## Task description
Each entry in the material below should be copied without any alteration.
<<<<
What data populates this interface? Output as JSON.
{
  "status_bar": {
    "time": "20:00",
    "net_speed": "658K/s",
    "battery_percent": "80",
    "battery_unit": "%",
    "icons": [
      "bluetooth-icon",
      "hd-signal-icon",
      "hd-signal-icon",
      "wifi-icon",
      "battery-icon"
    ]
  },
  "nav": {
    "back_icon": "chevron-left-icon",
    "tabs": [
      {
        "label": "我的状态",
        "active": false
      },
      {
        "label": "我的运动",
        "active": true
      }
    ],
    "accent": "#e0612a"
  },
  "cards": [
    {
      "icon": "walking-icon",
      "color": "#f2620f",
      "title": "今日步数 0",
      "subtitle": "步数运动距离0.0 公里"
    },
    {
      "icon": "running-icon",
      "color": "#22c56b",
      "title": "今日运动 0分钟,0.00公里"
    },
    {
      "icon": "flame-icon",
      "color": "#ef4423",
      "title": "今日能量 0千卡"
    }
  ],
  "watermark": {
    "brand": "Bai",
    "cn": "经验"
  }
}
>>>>
## Answer space
What data populates this interface? Output as JSON.
{
  "status_bar": {
    "time": "20:00",
    "net_speed": "658K/s",
    "battery_percent": "80",
    "battery_unit": "%",
    "icons": [
      "bluetooth-icon",
      "hd-signal-icon",
      "hd-signal-icon",
      "wifi-icon",
      "battery-icon"
    ]
  },
  "nav": {
    "back_icon": "chevron-left-icon",
    "tabs": [
      {
        "label": "我的状态",
        "active": false
      },
      {
        "label": "我的运动",
        "active": true
      }
    ],
    "accent": "#e0612a"
  },
  "cards": [
    {
      "icon": "walking-icon",
      "color": "#f2620f",
      "title": "今日步数 0",
      "subtitle": "步数运动距离0.0 公里"
    },
    {
      "icon": "running-icon",
      "color": "#22c56b",
      "title": "今日运动 0分钟,0.00公里"
    },
    {
      "icon": "flame-icon",
      "color": "#ef4423",
      "title": "今日能量 0千卡"
    }
  ],
  "watermark": {
    "brand": "Bai",
    "cn": "经验"
  }
}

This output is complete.